Task directions ▸
Where in the data below does the word "本地磁盘" appear? Copy every line that has it.
--
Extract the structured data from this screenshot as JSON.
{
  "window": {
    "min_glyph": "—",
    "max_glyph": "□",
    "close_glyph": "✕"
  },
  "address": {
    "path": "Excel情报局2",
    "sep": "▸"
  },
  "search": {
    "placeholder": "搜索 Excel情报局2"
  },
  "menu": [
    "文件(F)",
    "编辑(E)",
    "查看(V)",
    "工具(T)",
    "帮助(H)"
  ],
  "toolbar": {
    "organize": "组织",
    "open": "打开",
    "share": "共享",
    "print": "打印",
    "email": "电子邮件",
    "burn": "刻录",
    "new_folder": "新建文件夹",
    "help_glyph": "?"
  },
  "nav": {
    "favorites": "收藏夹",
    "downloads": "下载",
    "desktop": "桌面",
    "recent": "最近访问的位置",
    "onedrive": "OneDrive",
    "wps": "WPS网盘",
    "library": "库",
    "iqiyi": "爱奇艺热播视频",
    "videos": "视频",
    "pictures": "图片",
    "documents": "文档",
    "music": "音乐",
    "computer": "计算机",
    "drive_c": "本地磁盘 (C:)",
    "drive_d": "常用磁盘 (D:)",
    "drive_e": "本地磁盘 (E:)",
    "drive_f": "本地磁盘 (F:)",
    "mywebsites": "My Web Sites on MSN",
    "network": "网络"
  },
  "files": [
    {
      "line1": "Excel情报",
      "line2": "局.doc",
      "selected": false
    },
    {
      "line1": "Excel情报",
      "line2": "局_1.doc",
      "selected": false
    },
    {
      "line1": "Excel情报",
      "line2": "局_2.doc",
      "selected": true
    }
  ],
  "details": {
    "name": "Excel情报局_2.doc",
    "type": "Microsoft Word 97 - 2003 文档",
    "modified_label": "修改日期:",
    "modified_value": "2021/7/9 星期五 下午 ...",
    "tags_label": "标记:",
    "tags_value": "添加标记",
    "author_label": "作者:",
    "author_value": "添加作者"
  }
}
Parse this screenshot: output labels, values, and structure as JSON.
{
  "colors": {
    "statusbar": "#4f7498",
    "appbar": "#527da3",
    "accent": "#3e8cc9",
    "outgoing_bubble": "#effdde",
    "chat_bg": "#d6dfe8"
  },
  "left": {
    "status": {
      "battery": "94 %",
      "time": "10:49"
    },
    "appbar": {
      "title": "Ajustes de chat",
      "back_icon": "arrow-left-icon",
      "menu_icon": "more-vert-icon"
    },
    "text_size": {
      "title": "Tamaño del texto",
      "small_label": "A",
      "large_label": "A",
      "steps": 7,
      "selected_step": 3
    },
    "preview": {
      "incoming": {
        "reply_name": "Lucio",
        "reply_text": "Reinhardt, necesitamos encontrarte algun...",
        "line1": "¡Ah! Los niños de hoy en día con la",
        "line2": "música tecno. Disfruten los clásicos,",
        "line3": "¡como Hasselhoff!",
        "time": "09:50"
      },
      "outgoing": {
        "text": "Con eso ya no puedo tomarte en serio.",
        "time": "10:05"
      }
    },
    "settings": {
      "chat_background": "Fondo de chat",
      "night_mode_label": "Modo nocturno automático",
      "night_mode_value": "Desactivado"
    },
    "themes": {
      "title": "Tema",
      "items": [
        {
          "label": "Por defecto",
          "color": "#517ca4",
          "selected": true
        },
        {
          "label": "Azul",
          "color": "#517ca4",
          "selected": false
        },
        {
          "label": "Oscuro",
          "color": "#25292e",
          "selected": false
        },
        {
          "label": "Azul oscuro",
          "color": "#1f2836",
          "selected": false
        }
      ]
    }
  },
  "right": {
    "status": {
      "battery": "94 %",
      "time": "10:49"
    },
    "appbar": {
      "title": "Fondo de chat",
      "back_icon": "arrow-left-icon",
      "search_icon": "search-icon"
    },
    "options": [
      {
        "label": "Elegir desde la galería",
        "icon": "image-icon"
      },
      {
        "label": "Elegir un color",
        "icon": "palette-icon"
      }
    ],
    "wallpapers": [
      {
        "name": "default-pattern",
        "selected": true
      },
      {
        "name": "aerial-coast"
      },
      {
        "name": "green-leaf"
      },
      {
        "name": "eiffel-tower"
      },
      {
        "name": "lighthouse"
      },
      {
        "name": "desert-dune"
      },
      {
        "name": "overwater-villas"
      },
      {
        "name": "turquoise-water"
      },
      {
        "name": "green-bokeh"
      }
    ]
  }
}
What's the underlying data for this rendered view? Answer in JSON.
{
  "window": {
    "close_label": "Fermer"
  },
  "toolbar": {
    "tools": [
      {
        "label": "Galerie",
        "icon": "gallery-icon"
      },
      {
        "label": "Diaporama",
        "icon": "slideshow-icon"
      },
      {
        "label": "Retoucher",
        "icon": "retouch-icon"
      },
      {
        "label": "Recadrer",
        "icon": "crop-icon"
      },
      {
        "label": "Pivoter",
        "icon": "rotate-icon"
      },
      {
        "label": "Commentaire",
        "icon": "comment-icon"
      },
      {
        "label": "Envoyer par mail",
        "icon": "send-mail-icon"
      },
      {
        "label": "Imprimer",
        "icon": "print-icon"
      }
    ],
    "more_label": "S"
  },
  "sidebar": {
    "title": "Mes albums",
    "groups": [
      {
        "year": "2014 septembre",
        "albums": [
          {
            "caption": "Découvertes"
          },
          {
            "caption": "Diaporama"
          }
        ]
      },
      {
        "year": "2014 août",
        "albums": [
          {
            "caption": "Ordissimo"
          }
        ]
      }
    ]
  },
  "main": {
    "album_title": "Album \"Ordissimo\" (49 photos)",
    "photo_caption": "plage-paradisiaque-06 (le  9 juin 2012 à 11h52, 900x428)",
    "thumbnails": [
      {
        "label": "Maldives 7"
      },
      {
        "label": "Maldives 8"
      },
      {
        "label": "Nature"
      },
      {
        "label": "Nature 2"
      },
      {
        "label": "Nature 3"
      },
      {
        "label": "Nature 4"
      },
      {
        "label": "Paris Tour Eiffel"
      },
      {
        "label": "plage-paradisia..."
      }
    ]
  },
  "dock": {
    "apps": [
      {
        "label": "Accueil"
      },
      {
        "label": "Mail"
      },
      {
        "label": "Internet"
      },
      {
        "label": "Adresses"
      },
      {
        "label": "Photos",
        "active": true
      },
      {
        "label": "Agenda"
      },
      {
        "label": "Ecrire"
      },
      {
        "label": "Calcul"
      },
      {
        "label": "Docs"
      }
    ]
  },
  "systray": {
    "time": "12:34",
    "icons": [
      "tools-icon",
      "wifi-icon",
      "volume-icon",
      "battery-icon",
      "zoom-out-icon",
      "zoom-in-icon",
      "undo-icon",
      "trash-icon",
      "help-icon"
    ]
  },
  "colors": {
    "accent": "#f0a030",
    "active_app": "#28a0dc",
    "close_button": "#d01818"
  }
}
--
Answer box ▸
    "drive_c": "本地磁盘 (C:)",
    "drive_e": "本地磁盘 (E:)",
    "drive_f": "本地磁盘 (F:)",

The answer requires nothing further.